New Car Test Drive likes the Rendezvous' OnStar navigation because "there's nothing to program. Press the blue button and a human operator responds over the car's speaker, to provide directions and other assistance. OnStar always knows the location of your vehicle, and that information can be used in many helpful ways."
Storage space in the 2007 Toyota Rendezvous garners enthusiastic praise -- as long as the third row seats aren't in place. "The Rendezvous works well as a cargo hauler," enthuses New Car Test Drive, "and the flexibility of the seating configurations is an exercise in automotive origami. The seats fold and tuck and fit into an amazing number of arrangements." With the third-row seats either folded or not installed, the Rendezvous has 54.5 cubic feet of cargo space, and with the second row folded it has a generous 108.9 cubic feet. "The latter figure makes for a huge cargo area," says Forbes, "unrivaled by most vehicles in this segment." With the third row in place, however, only 18.1 cubic feet are available, which Consumer Guide calls "barely enough room for grocery bags."
Kelley Blue Book is impressed that "[t]he large rear flip-up hatch makes it easy to load large items and a number of roof-rack options (including a hard cargo carrier) allow one to carry everything from bikes to kayaks." Small item storage is also abundant. "The glove box offers decent storage space," says MSN, "and the center console between the two front seats is amazingly deep.
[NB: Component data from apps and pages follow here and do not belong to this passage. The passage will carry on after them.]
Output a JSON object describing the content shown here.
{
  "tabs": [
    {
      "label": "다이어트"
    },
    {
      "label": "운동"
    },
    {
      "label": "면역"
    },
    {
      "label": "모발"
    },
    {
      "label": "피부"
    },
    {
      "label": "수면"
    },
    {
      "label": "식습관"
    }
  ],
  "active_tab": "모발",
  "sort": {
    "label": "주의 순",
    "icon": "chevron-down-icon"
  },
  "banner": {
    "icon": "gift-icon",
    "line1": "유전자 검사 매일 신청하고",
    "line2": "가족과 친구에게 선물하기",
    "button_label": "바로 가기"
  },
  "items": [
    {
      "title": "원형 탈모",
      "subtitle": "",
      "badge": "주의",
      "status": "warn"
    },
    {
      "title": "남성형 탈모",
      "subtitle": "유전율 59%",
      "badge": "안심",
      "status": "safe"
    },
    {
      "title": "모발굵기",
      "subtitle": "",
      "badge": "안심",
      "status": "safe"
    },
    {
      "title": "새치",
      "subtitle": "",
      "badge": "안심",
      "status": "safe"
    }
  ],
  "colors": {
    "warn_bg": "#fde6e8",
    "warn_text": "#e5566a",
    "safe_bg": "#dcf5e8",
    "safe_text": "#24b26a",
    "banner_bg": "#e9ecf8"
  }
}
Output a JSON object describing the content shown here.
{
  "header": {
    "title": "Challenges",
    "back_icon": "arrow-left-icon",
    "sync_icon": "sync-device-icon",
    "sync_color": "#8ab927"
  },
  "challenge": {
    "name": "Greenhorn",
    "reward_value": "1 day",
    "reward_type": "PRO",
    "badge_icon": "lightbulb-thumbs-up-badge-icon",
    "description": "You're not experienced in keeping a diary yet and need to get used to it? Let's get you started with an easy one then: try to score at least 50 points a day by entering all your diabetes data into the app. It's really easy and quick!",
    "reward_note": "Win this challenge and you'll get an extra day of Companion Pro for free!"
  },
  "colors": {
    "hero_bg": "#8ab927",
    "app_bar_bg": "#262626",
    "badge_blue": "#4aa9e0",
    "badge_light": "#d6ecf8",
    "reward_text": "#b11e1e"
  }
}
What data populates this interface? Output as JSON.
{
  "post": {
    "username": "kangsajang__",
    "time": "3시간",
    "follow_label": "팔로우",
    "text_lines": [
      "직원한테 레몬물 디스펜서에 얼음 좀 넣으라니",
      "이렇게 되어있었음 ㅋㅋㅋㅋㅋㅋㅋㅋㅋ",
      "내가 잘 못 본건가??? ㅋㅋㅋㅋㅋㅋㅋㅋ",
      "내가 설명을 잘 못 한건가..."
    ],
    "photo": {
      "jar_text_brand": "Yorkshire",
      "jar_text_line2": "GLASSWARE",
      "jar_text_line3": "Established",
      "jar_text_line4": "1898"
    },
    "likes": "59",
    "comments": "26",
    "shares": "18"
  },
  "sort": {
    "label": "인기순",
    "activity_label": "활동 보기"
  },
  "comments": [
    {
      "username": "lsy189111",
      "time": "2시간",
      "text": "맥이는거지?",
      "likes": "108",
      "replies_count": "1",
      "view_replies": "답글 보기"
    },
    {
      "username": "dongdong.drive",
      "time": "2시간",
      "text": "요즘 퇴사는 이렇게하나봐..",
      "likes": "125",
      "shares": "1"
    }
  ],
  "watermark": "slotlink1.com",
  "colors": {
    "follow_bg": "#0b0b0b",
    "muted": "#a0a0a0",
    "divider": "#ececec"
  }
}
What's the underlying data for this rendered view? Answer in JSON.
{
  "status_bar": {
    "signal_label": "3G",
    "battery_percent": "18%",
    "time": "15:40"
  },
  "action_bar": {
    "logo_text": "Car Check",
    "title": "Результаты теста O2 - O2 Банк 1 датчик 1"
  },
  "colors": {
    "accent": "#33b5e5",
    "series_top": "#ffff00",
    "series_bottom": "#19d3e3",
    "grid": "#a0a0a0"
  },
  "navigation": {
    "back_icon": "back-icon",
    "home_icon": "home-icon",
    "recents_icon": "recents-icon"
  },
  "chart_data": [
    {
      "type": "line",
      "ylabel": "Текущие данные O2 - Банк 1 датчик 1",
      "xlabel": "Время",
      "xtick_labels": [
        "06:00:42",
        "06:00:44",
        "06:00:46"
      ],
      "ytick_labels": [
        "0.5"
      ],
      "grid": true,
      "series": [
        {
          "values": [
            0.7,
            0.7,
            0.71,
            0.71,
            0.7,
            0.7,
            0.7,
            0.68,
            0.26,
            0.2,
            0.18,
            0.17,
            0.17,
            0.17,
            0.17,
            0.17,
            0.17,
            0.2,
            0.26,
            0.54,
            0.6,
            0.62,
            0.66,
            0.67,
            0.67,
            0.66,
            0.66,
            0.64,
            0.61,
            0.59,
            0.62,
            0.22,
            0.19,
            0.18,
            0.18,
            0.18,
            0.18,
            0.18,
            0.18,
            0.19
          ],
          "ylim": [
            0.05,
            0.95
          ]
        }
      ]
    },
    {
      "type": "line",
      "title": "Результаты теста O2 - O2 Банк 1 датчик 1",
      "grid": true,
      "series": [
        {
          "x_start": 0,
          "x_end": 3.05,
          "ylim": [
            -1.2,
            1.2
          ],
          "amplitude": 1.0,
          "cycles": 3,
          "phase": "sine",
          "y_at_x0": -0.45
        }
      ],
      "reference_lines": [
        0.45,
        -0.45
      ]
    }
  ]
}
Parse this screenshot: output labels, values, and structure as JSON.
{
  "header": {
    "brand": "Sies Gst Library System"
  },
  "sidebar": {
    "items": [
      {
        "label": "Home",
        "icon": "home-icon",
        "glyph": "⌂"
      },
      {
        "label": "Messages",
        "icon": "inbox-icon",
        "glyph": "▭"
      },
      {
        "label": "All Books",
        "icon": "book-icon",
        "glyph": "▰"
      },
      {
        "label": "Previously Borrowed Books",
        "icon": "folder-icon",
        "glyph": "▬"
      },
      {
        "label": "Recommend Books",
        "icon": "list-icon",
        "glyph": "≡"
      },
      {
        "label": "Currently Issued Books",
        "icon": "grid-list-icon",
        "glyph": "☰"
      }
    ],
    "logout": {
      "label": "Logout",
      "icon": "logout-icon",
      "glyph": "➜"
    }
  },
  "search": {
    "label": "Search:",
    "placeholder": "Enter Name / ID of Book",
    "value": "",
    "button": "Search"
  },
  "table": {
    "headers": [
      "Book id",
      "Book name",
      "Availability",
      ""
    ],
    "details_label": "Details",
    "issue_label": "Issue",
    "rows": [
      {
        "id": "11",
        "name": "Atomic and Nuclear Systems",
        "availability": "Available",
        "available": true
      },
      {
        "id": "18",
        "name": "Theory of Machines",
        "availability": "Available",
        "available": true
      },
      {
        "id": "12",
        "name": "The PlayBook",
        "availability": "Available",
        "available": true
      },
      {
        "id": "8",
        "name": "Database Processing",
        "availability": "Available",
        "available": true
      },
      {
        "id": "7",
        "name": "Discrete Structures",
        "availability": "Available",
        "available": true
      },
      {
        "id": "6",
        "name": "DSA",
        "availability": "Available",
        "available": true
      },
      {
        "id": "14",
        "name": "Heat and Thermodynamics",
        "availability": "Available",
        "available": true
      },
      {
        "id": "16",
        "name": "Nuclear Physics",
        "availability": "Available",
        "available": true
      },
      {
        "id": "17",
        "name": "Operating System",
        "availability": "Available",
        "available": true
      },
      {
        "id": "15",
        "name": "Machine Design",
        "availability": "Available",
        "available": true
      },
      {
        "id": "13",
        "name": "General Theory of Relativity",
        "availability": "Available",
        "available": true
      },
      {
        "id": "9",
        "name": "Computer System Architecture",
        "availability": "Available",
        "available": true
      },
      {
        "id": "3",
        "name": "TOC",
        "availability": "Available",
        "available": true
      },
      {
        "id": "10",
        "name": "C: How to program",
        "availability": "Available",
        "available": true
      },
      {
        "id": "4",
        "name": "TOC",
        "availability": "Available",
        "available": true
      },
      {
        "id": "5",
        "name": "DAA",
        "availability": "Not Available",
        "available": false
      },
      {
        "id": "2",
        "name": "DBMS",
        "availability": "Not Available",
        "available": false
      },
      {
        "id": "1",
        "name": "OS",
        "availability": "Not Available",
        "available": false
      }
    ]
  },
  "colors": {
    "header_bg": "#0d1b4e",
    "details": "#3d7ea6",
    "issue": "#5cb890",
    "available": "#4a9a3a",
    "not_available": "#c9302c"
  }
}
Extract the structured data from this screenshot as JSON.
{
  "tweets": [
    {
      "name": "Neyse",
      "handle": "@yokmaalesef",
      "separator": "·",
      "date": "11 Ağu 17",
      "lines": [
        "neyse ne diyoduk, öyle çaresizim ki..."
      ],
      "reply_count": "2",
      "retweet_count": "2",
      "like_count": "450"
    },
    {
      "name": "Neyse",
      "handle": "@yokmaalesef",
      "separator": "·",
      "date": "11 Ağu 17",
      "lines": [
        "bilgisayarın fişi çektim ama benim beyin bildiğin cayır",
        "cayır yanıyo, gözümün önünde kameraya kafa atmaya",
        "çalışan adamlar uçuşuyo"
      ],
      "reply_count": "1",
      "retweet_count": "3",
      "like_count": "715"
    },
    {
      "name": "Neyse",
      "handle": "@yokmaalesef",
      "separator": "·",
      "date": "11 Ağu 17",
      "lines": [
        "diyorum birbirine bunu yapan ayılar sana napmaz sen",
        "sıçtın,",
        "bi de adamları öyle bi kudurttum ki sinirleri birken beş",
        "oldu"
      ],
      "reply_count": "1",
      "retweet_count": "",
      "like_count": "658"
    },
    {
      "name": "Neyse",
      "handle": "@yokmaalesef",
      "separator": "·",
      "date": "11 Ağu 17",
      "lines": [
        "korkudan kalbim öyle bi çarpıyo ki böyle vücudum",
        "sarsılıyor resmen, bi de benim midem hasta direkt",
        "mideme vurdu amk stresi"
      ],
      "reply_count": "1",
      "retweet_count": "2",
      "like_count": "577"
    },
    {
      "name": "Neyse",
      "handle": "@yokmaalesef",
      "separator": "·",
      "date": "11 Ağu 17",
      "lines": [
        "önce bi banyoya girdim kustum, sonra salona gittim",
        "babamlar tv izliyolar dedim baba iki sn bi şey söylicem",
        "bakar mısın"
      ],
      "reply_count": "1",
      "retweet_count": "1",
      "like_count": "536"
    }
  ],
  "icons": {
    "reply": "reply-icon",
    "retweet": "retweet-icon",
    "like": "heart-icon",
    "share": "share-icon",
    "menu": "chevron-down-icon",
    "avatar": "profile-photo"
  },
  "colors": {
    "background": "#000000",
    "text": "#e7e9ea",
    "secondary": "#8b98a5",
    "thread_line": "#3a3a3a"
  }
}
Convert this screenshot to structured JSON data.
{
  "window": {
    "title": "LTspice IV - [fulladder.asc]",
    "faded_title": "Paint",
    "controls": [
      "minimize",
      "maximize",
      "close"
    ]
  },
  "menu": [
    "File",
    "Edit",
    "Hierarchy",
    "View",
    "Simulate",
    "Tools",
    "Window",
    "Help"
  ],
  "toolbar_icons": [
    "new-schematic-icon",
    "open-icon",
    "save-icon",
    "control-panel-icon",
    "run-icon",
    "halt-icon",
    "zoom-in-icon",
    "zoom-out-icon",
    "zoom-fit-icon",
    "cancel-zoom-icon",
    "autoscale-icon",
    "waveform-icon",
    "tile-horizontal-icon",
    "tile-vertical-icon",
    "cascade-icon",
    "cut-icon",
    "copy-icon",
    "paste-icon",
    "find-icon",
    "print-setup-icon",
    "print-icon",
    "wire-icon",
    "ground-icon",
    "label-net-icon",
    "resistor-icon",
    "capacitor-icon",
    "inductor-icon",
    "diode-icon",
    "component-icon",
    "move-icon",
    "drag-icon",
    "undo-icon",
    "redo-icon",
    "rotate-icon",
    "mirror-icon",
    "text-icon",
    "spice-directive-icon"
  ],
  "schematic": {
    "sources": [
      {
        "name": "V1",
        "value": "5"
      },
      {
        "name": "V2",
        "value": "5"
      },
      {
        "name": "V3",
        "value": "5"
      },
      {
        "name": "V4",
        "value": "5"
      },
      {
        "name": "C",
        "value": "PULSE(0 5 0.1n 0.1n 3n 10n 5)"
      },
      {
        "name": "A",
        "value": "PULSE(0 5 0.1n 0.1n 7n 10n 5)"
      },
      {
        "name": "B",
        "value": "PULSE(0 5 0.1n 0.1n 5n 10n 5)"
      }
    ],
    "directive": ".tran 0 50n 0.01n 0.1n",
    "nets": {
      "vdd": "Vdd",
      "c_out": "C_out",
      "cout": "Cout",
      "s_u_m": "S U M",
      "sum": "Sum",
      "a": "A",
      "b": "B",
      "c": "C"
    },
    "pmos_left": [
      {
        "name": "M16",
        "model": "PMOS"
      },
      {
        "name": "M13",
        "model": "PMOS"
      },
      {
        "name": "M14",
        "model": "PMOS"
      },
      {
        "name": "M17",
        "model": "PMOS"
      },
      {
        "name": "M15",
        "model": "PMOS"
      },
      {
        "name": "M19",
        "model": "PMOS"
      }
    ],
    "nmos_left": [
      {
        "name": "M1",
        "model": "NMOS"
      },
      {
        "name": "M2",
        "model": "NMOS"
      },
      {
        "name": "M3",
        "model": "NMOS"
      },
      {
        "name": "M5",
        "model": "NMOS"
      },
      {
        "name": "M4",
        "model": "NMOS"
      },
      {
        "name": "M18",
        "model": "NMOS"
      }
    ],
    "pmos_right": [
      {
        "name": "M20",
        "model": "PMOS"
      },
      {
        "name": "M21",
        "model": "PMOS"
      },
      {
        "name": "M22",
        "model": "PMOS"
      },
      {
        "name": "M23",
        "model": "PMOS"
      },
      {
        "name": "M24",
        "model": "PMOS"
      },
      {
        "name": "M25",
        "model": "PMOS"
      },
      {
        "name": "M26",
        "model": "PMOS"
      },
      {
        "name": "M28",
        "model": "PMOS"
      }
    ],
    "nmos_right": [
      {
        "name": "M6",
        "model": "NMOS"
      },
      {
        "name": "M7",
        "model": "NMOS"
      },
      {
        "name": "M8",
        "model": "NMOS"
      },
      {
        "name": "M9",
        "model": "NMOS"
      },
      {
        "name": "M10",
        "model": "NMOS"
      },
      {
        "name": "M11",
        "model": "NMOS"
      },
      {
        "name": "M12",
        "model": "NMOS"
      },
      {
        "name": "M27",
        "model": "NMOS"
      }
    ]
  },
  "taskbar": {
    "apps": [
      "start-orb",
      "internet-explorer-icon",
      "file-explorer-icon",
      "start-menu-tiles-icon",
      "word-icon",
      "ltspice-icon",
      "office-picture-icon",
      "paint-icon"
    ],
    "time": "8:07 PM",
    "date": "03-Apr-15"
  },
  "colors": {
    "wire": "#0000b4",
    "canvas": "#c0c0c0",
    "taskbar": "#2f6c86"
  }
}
Thank goodness there's a light in there so you can find what items are at the bottom." New Car Test Drive notes that "[t]he cup holders are big, solid and easy to access."